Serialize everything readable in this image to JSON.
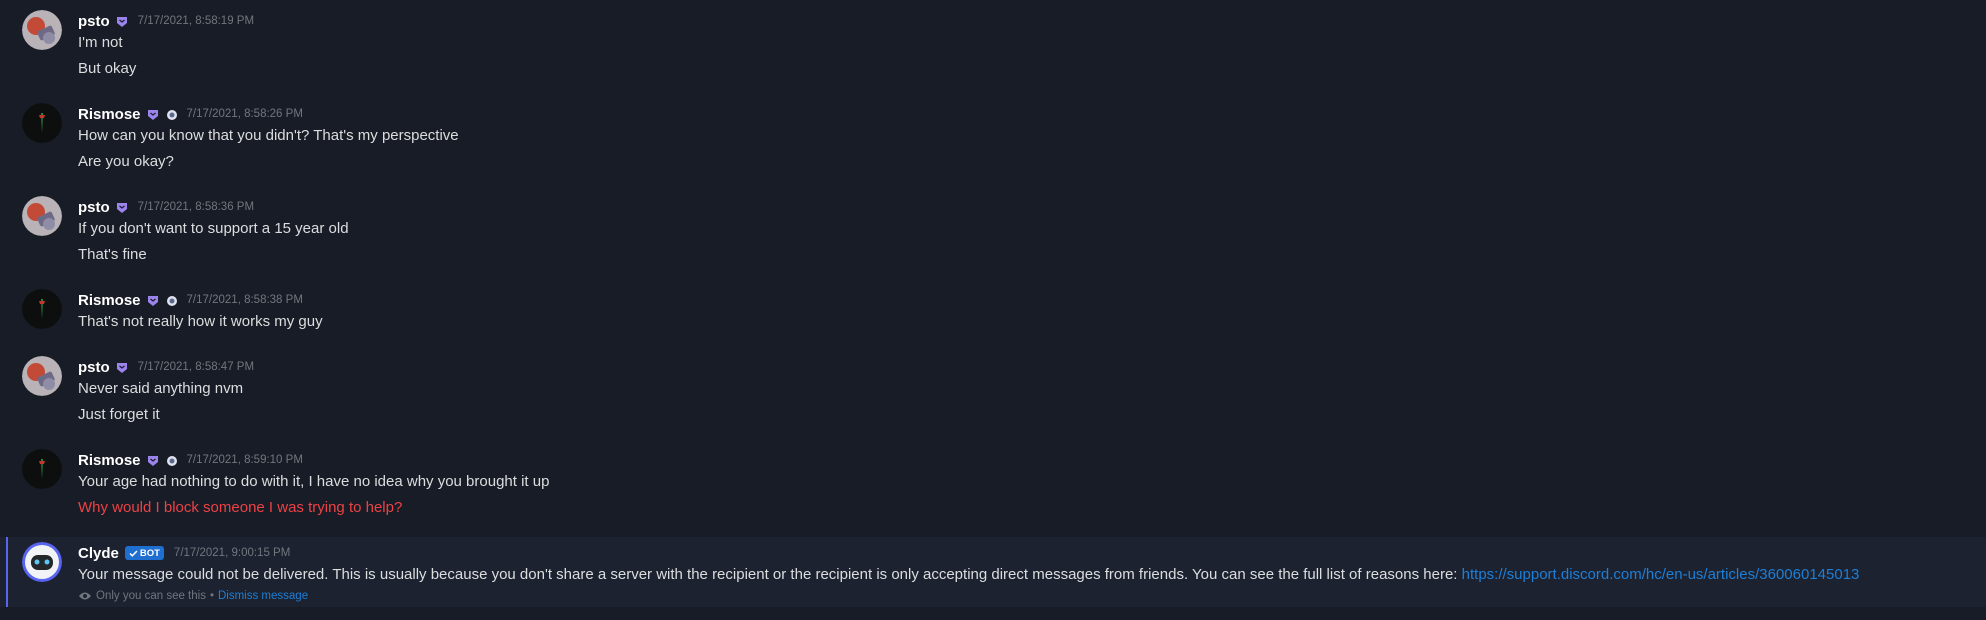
{
  "messages": [
    {
      "author": "psto",
      "timestamp": "7/17/2021, 8:58:19 PM",
      "lines": [
        "I'm not",
        "But okay"
      ]
    },
    {
      "author": "Rismose",
      "timestamp": "7/17/2021, 8:58:26 PM",
      "lines": [
        "How can you know that you didn't? That's my perspective",
        "Are you okay?"
      ]
    },
    {
      "author": "psto",
      "timestamp": "7/17/2021, 8:58:36 PM",
      "lines": [
        "If you don't want to support a 15 year old",
        "That's fine"
      ]
    },
    {
      "author": "Rismose",
      "timestamp": "7/17/2021, 8:58:38 PM",
      "lines": [
        "That's not really how it works my guy"
      ]
    },
    {
      "author": "psto",
      "timestamp": "7/17/2021, 8:58:47 PM",
      "lines": [
        "Never said anything nvm",
        "Just forget it"
      ]
    },
    {
      "author": "Rismose",
      "timestamp": "7/17/2021, 8:59:10 PM",
      "lines": [
        "Your age had nothing to do with it, I have no idea why you brought it up",
        "Why would I block someone I was trying to help?"
      ]
    }
  ],
  "clyde": {
    "author": "Clyde",
    "bot_label": "BOT",
    "timestamp": "7/17/2021, 9:00:15 PM",
    "text": "Your message could not be delivered. This is usually because you don't share a server with the recipient or the recipient is only accepting direct messages from friends. You can see the full list of reasons here: ",
    "link": "https://support.discord.com/hc/en-us/articles/360060145013",
    "only_you": "Only you can see this",
    "separator": "•",
    "dismiss": "Dismiss message"
  },
  "colors": {
    "background": "#171c26",
    "error_text": "#ed4245",
    "link": "#1e7fd6",
    "badge": "#9b84ec",
    "bot_badge": "#1f6fd1"
  },
  "icons": {
    "nitro_badge": "shield-badge-icon",
    "boost_badge": "boost-gem-icon",
    "verified_check": "check-icon",
    "eye": "eye-icon"
  }
}
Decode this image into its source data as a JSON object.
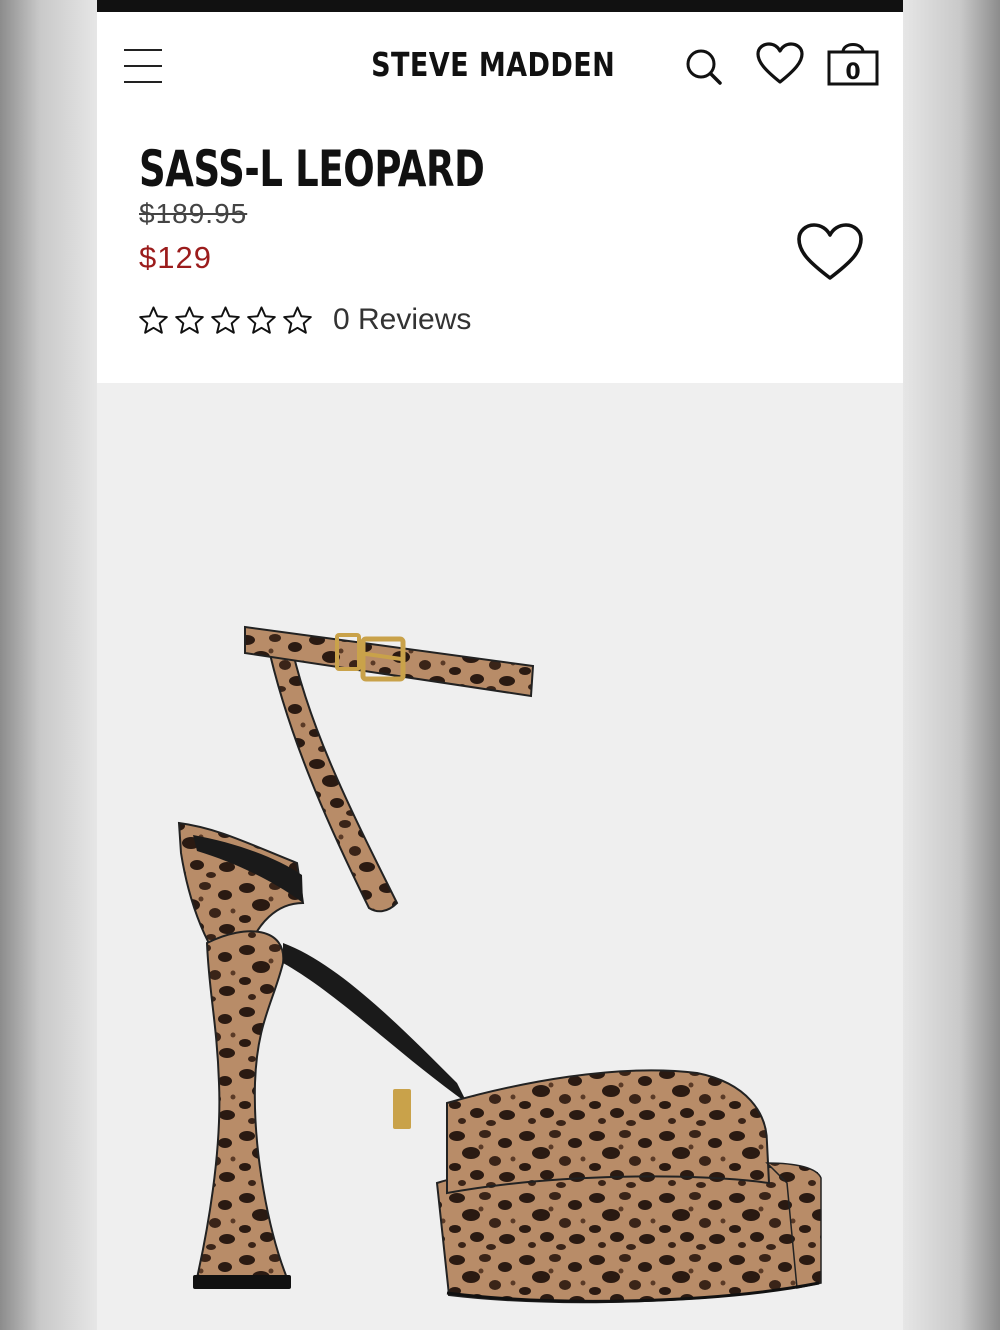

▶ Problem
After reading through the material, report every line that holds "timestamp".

▶ Answer to this task
      "timestamp": "7/17/2021, 8:58:19 PM",
      "timestamp": "7/17/2021, 8:58:26 PM",
      "timestamp": "7/17/2021, 8:58:36 PM",
      "timestamp": "7/17/2021, 8:58:38 PM",
      "timestamp": "7/17/2021, 8:58:47 PM",
      "timestamp": "7/17/2021, 8:59:10 PM",
    "timestamp": "7/17/2021, 9:00:15 PM",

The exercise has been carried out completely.